      Thanks for your kind words, and encouragement Desolie!

  28. Arwen says:

    Great post Kate. You are certainly not alone in most of these. I usually write my status updates in Word first because I am paranoid about making mistakes. I think people do forgive it more in social media updates but the perfectionist in me still doesn’t like doing it.

    Word blindness happens to me too. I always find it strange that I can read over a draft post and not see any mistakes but then I hit publish, look at it again on my blog two minutes later and suddenly see spelling errors and grammar mistakes (commas are my downfall) that I swear weren’t there before. I’m tempted to claim that my computer secretly does something to it when I press publish but I’m not sure anyone would believe me.

    • Kate Toon says:

      I think people are EVEN MORE mean on social media than anywhere else. You only have to slip in an accidental ‘your’ instead of ‘you’re’ and they’re on you like flies on poop!

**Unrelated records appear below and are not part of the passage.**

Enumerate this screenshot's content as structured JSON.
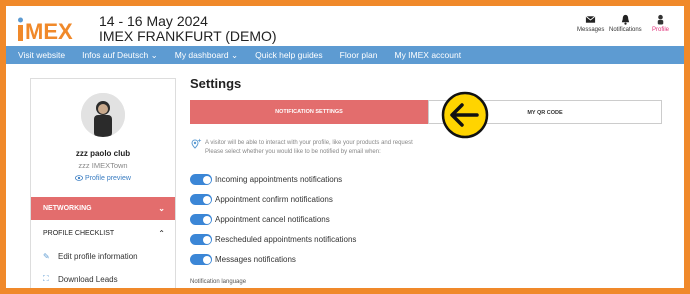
{
  "brand": {
    "logo_text": "IMEX",
    "colors": {
      "orange": "#f0892a",
      "blue": "#5d9bd2",
      "red": "#e36d6d",
      "toggle": "#3b86d6",
      "pink": "#e0307a"
    }
  },
  "event": {
    "dates": "14 - 16 May 2024",
    "name": "IMEX FRANKFURT (DEMO)"
  },
  "header_actions": [
    {
      "label": "Messages",
      "icon": "envelope-icon"
    },
    {
      "label": "Notifications",
      "icon": "bell-icon"
    },
    {
      "label": "Profile",
      "icon": "user-icon"
    }
  ],
  "nav": {
    "items": [
      "Visit website",
      "Infos auf Deutsch ⌄",
      "My dashboard ⌄",
      "Quick help guides",
      "Floor plan",
      "My IMEX account"
    ]
  },
  "sidebar": {
    "user_name": "zzz paolo club",
    "company": "zzz IMEXTown",
    "profile_preview": "Profile preview",
    "networking": "NETWORKING",
    "checklist": "PROFILE CHECKLIST",
    "links": [
      {
        "label": "Edit profile information",
        "icon": "pencil-icon"
      },
      {
        "label": "Download Leads",
        "icon": "download-icon"
      }
    ]
  },
  "main": {
    "title": "Settings",
    "tabs": [
      "NOTIFICATION SETTINGS",
      "MY QR CODE"
    ],
    "info_line1": "A visitor will be able to interact with your profile, like your products and request",
    "info_line2": "Please select whether you would like to be notified by email when:",
    "toggles": [
      "Incoming appointments notifications",
      "Appointment confirm notifications",
      "Appointment cancel notifications",
      "Rescheduled appointments notifications",
      "Messages notifications"
    ],
    "notification_language": "Notification language"
  }
}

      I put commasin whenever, I, can, and semi-colons, it confuses people.

      Thanks for sharing.

  29. Spice Store says:

    Hi
    I was having a convo last night about tablets, in particular android tablets. This other person was a blogger and a regular forum poster, a forum I frequent often. Any way long story short he was telling me how he use’s is device for posting all the time.
    And my reaction was: Is that why your grammar is so appalling. Shockingly he said yes. Conclusion. Maybe we will see more bad grammar than ever before ;)

    • Kate Toon says:

      The Grammar Gods will not be happy. It is so hard to write anything decent on an iphone or tablet. That’s why I try not too! Especially when walking the dog, with a coffee in your hand. Thanks for commenting Spice store.

  30. Kate, I *loved* this post! “I like using odd and slightly unusual words in my blog posts; perhaps it’s the latent poet in me.” really jumped out at me – I’m the same way! Can’t help myself!

  31. Bill says:

    Do you know what all that rule breaking does, Kate?

    It makes you human.

    And we’d all much rather listen to a human than a gramatically-correct robot.

    Great post.

    Bill.

  32. Hey Kate,
    What a fantastic post. I’m currently in the start-up phase of my Virtual Assistant business and have been considering my blogging strategy for when I launch my site (hopefully next week). This post will help me immensely when the time comes for me to start writing. Thank you!

  33. Having non-English background I always make mistakes in Grammer and proper language, but Thanks to some of the plugins i use which makes it easy for me to go!

  34. Breeza says:

    I agree with writing your own style and your own way – it will grab your audience- however too many mistakes can be a disaster and put off some.